chocolate, packaged by 6 in each of the wrapped packages behind it. These
rounds are further divided into 6 servings for hot chocolate.
Normally this is not the chocolate that
you eat straight out like a bon-bon. These are made especially for adding to
hot milk or water, stirred vigorously until it foams as it heats.
Spices for sale by the bag
Various spices purchased by the bag.
Achiote is ground annato seeds used to give food a yellow or reddish
coloring. Comino is cumin, there is ground and whole cloves, mint, oregano,
anise and some kind of mixed, ground spices specially made for "Arabian
Smoked pork loin
A close up of loins of pork that have
been smoked. When you slice this loin, the pieces then become smoked pork
Pork is an affordable, popular and tasty
protein for families.
In the back, on the right, you see a
grinder. This makes for ground pork or for sausage.
I have found that when I order
"hamburger" I must specify pork or beef, or a mixture, and then I give
percentages of each.
Cilantro hangs down from the display
Just like home, there may be a number of
reasons why you might choose one butcher over another for similar products.
Maybe his stand is cleaner, maybe he gives you special prices and deals,
maybe he gives you an extra "pinch" of something you ordered.
It's possible he will do special requests
for you or let you know when his new shipment comes in.
Proud and happy butcher in Puebla
Every butcher is proud of his work,
otherwise they would not have chosen this career.
One thing for certain, their families
will not go hungry.
A couple of "hams"
Ok, so a bad pun there...
These men are happy to be working.
In Mexico, it is very common to ask
someone "how are you today?" and their response is "I'm working!!" Which
basically means... How could it get any better?
Chickens on display
Well, at least we moved on from the pork
Another very common custom is to purchase
the whole bird, head and feet still attached.
This is also proving to the customer that
the poultry is fresh.
Growing up I used to visit my Grandmother
and she'd have various pots on the stove, with chicken feet sticking out of
the top. Not only do the feet add flavor, but it gives the soup or broth
Chicken necks are also a very popular
item to eat, just like chicken wings.
Again... nothing goes to waste. Must
respect that animal's life.
A butcher utilizing his skill
In the States and Canada, it's easy to
forget where our food comes from.
For those who have never lived on a farm
or raised turkeys or chickens for personal consumption, they might think
that food simply appears in the grocery meat market counters. All nice and
tidy, plastic-wrapped and in portions.
These are the men who make that happen.

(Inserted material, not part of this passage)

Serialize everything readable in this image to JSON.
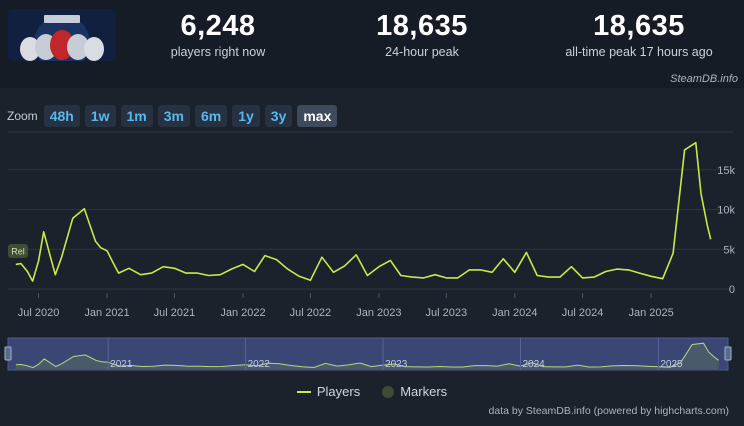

Here this butcher is trimming the fat
from the pig's body to make lard before he portions out his product to
Cutting up a cow
This man's hands were working so fast
that I took several photos trying to get a clear picture of them. But they
continued to be a whirly blur.
Butchers must also be strong in order to
carry these large animals to hang them up on the hook. They must not only be
skilled with a knife, but they must know how the animal is made so that he
is able to present fine looking product to sell.
Originating in Europe during the Middle
Ages, Head Cheese is considered to be a delicacy.
Traditionally, it is made from chopped
and boiled pig’s head meat, which is then formed into a jellied loaf. Often
times, it includes pig’s feet, tongue and heart.
I saw a recipe the other day for a “Head
Cheese Bun,” which contains fried head cheese, watermelon kimchi and basil
lime caesar dressing.
I'm not a big fan of Head Cheese, but I
think I would try that one with the watermelon kimchi.
Walking around, we were offered pickled
pork's head also. It had an odd texture, as you can imagine, but the flavor
was really good!
Going to a Farmer's Market in the middle
country we visit is always an interesting and eye-opening experience.
If you are ever in
Mexico, spend an hour or so walking through their markets.
For more photos and stories on Mexico,
VIDEOS, VIDEOS, VIDEOS! See
Mexico for yourself! Beaches, Bars, Babes, Great Food, Live Music.
Trending on Retire Early
About the Authors
Early Lifestyle appeals to a different
kind of person – the person who prizes their
independence, values their time, and who doesn’t
want to mindlessly follow the crowd.
Retire Early Lifestyle Blog
About Billy & Akaisha